BEGIN AVAILABLE RECORDS
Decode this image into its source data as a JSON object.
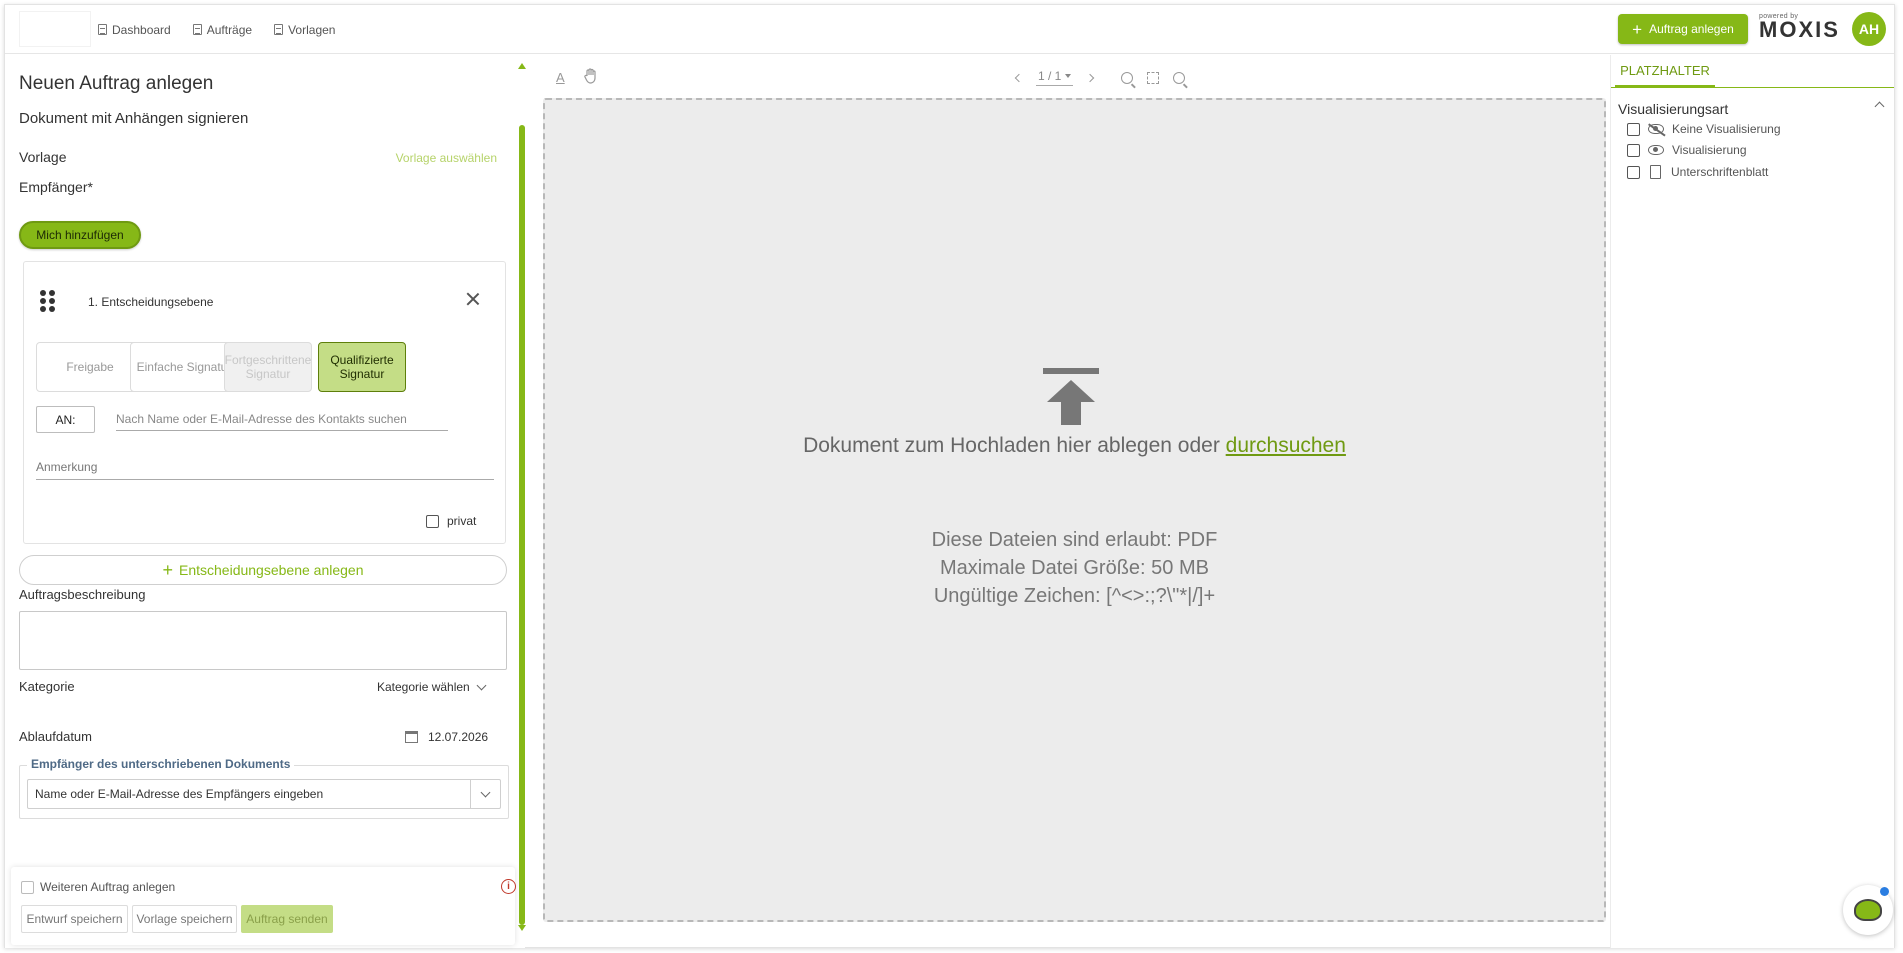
{
  "header": {
    "nav": [
      "Dashboard",
      "Aufträge",
      "Vorlagen"
    ],
    "new_order_label": "Auftrag anlegen",
    "brand_small": "powered by",
    "brand_name": "MOXIS",
    "avatar_initials": "AH"
  },
  "form": {
    "title": "Neuen Auftrag anlegen",
    "subtitle": "Dokument mit Anhängen signieren",
    "template_label": "Vorlage",
    "template_link": "Vorlage auswählen",
    "recipients_label": "Empfänger*",
    "add_me_label": "Mich hinzufügen",
    "level": {
      "title": "1. Entscheidungsebene",
      "options": [
        "Freigabe",
        "Einfache Signatur",
        "Fortgeschrittene Signatur",
        "Qualifizierte Signatur"
      ],
      "selected": "Qualifizierte Signatur",
      "to_label": "AN:",
      "search_placeholder": "Nach Name oder E-Mail-Adresse des Kontakts suchen",
      "note_placeholder": "Anmerkung",
      "private_label": "privat"
    },
    "add_level_label": "Entscheidungsebene anlegen",
    "description_label": "Auftragsbeschreibung",
    "category_label": "Kategorie",
    "category_value": "Kategorie wählen",
    "expiry_label": "Ablaufdatum",
    "expiry_value": "12.07.2026",
    "signed_recipients_legend": "Empfänger des unterschriebenen Dokuments",
    "signed_recipients_placeholder": "Name oder E-Mail-Adresse des Empfängers eingeben"
  },
  "footer": {
    "more_order_label": "Weiteren Auftrag anlegen",
    "save_draft": "Entwurf speichern",
    "save_template": "Vorlage speichern",
    "send_order": "Auftrag senden"
  },
  "viewer": {
    "font_tool": "A",
    "page_indicator": "1 / 1",
    "drop_text": "Dokument zum Hochladen hier ablegen oder",
    "browse_link": "durchsuchen",
    "allowed_files": "Diese Dateien sind erlaubt: PDF",
    "max_size": "Maximale Datei Größe: 50 MB",
    "invalid_chars": "Ungültige Zeichen: [^<>:;?\\\"*|/]+"
  },
  "placeholder_panel": {
    "tab": "PLATZHALTER",
    "section_title": "Visualisierungsart",
    "options": [
      "Keine Visualisierung",
      "Visualisierung",
      "Unterschriftenblatt"
    ]
  },
  "colors": {
    "accent": "#86b817",
    "accent_light": "#c4dd86"
  }
}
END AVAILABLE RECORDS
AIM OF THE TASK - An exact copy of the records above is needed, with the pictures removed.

THE COMPLETED TASK -
Decode this image into its source data as a JSON object.
{
  "header": {
    "nav": [
      "Dashboard",
      "Aufträge",
      "Vorlagen"
    ],
    "new_order_label": "Auftrag anlegen",
    "brand_small": "powered by",
    "brand_name": "MOXIS",
    "avatar_initials": "AH"
  },
  "form": {
    "title": "Neuen Auftrag anlegen",
    "subtitle": "Dokument mit Anhängen signieren",
    "template_label": "Vorlage",
    "template_link": "Vorlage auswählen",
    "recipients_label": "Empfänger*",
    "add_me_label": "Mich hinzufügen",
    "level": {
      "title": "1. Entscheidungsebene",
      "options": [
        "Freigabe",
        "Einfache Signatur",
        "Fortgeschrittene Signatur",
        "Qualifizierte Signatur"
      ],
      "selected": "Qualifizierte Signatur",
      "to_label": "AN:",
      "search_placeholder": "Nach Name oder E-Mail-Adresse des Kontakts suchen",
      "note_placeholder": "Anmerkung",
      "private_label": "privat"
    },
    "add_level_label": "Entscheidungsebene anlegen",
    "description_label": "Auftragsbeschreibung",
    "category_label": "Kategorie",
    "category_value": "Kategorie wählen",
    "expiry_label": "Ablaufdatum",
    "expiry_value": "12.07.2026",
    "signed_recipients_legend": "Empfänger des unterschriebenen Dokuments",
    "signed_recipients_placeholder": "Name oder E-Mail-Adresse des Empfängers eingeben"
  },
  "footer": {
    "more_order_label": "Weiteren Auftrag anlegen",
    "save_draft": "Entwurf speichern",
    "save_template": "Vorlage speichern",
    "send_order": "Auftrag senden"
  },
  "viewer": {
    "font_tool": "A",
    "page_indicator": "1 / 1",
    "drop_text": "Dokument zum Hochladen hier ablegen oder",
    "browse_link": "durchsuchen",
    "allowed_files": "Diese Dateien sind erlaubt: PDF",
    "max_size": "Maximale Datei Größe: 50 MB",
    "invalid_chars": "Ungültige Zeichen: [^<>:;?\\\"*|/]+"
  },
  "placeholder_panel": {
    "tab": "PLATZHALTER",
    "section_title": "Visualisierungsart",
    "options": [
      "Keine Visualisierung",
      "Visualisierung",
      "Unterschriftenblatt"
    ]
  },
  "colors": {
    "accent": "#86b817",
    "accent_light": "#c4dd86"
  }
}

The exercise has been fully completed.